▶ [Your goal]
Every line in the listing should be set down again verbatim.

▶ [Data shown]
= Beginning of Section =
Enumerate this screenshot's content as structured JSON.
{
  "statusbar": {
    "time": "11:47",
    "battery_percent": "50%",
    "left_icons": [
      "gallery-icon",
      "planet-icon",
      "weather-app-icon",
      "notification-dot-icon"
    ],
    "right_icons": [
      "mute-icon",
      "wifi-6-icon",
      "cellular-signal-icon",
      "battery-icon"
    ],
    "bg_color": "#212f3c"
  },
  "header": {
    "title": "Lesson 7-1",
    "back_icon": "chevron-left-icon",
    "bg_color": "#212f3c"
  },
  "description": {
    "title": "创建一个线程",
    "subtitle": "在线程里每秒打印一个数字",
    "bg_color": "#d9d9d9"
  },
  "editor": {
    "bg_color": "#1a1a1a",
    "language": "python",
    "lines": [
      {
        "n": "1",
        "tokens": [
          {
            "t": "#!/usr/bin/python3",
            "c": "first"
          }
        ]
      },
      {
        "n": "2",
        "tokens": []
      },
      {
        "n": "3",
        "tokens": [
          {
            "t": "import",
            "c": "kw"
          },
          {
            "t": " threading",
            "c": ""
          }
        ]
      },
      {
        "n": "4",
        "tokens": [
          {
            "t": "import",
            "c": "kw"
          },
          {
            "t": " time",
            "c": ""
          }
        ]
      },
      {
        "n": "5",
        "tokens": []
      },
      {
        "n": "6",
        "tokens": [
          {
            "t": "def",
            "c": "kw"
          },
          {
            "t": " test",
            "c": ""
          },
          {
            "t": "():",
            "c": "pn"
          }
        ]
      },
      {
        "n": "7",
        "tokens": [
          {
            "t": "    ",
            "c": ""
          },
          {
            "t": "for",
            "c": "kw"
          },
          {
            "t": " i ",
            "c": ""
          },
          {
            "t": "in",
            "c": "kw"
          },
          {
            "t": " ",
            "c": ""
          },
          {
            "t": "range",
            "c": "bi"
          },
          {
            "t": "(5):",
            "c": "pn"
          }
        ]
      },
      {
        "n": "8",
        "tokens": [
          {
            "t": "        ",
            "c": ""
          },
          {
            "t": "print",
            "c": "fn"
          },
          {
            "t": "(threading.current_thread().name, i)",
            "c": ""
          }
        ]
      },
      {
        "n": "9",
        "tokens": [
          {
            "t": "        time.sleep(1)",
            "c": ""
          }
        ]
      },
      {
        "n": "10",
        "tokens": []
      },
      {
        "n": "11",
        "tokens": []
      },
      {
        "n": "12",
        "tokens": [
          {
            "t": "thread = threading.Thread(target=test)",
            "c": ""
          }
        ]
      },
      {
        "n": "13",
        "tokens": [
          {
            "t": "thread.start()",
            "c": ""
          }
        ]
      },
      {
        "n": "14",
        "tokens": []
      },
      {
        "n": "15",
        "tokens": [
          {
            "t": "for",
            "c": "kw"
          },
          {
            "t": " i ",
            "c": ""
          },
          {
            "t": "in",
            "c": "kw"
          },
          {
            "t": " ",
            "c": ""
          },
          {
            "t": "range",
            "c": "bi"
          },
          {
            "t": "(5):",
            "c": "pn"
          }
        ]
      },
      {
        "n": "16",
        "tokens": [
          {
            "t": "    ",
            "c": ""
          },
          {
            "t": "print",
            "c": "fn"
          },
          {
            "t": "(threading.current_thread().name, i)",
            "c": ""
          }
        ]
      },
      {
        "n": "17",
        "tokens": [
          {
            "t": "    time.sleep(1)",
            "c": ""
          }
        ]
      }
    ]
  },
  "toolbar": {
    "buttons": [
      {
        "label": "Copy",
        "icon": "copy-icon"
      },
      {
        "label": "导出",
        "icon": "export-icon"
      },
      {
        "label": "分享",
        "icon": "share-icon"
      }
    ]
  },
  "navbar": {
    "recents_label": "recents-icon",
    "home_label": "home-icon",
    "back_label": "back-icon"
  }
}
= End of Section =
▶ [Response to this exercise]
Enumerate this screenshot's content as structured JSON.
{
  "statusbar": {
    "time": "11:47",
    "battery_percent": "50%",
    "left_icons": [
      "gallery-icon",
      "planet-icon",
      "weather-app-icon",
      "notification-dot-icon"
    ],
    "right_icons": [
      "mute-icon",
      "wifi-6-icon",
      "cellular-signal-icon",
      "battery-icon"
    ],
    "bg_color": "#212f3c"
  },
  "header": {
    "title": "Lesson 7-1",
    "back_icon": "chevron-left-icon",
    "bg_color": "#212f3c"
  },
  "description": {
    "title": "创建一个线程",
    "subtitle": "在线程里每秒打印一个数字",
    "bg_color": "#d9d9d9"
  },
  "editor": {
    "bg_color": "#1a1a1a",
    "language": "python",
    "lines": [
      {
        "n": "1",
        "tokens": [
          {
            "t": "#!/usr/bin/python3",
            "c": "first"
          }
        ]
      },
      {
        "n": "2",
        "tokens": []
      },
      {
        "n": "3",
        "tokens": [
          {
            "t": "import",
            "c": "kw"
          },
          {
            "t": " threading",
            "c": ""
          }
        ]
      },
      {
        "n": "4",
        "tokens": [
          {
            "t": "import",
            "c": "kw"
          },
          {
            "t": " time",
            "c": ""
          }
        ]
      },
      {
        "n": "5",
        "tokens": []
      },
      {
        "n": "6",
        "tokens": [
          {
            "t": "def",
            "c": "kw"
          },
          {
            "t": " test",
            "c": ""
          },
          {
            "t": "():",
            "c": "pn"
          }
        ]
      },
      {
        "n": "7",
        "tokens": [
          {
            "t": "    ",
            "c": ""
          },
          {
            "t": "for",
            "c": "kw"
          },
          {
            "t": " i ",
            "c": ""
          },
          {
            "t": "in",
            "c": "kw"
          },
          {
            "t": " ",
            "c": ""
          },
          {
            "t": "range",
            "c": "bi"
          },
          {
            "t": "(5):",
            "c": "pn"
          }
        ]
      },
      {
        "n": "8",
        "tokens": [
          {
            "t": "        ",
            "c": ""
          },
          {
            "t": "print",
            "c": "fn"
          },
          {
            "t": "(threading.current_thread().name, i)",
            "c": ""
          }
        ]
      },
      {
        "n": "9",
        "tokens": [
          {
            "t": "        time.sleep(1)",
            "c": ""
          }
        ]
      },
      {
        "n": "10",
        "tokens": []
      },
      {
        "n": "11",
        "tokens": []
      },
      {
        "n": "12",
        "tokens": [
          {
            "t": "thread = threading.Thread(target=test)",
            "c": ""
          }
        ]
      },
      {
        "n": "13",
        "tokens": [
          {
            "t": "thread.start()",
            "c": ""
          }
        ]
      },
      {
        "n": "14",
        "tokens": []
      },
      {
        "n": "15",
        "tokens": [
          {
            "t": "for",
            "c": "kw"
          },
          {
            "t": " i ",
            "c": ""
          },
          {
            "t": "in",
            "c": "kw"
          },
          {
            "t": " ",
            "c": ""
          },
          {
            "t": "range",
            "c": "bi"
          },
          {
            "t": "(5):",
            "c": "pn"
          }
        ]
      },
      {
        "n": "16",
        "tokens": [
          {
            "t": "    ",
            "c": ""
          },
          {
            "t": "print",
            "c": "fn"
          },
          {
            "t": "(threading.current_thread().name, i)",
            "c": ""
          }
        ]
      },
      {
        "n": "17",
        "tokens": [
          {
            "t": "    time.sleep(1)",
            "c": ""
          }
        ]
      }
    ]
  },
  "toolbar": {
    "buttons": [
      {
        "label": "Copy",
        "icon": "copy-icon"
      },
      {
        "label": "导出",
        "icon": "export-icon"
      },
      {
        "label": "分享",
        "icon": "share-icon"
      }
    ]
  },
  "navbar": {
    "recents_label": "recents-icon",
    "home_label": "home-icon",
    "back_label": "back-icon"
  }
}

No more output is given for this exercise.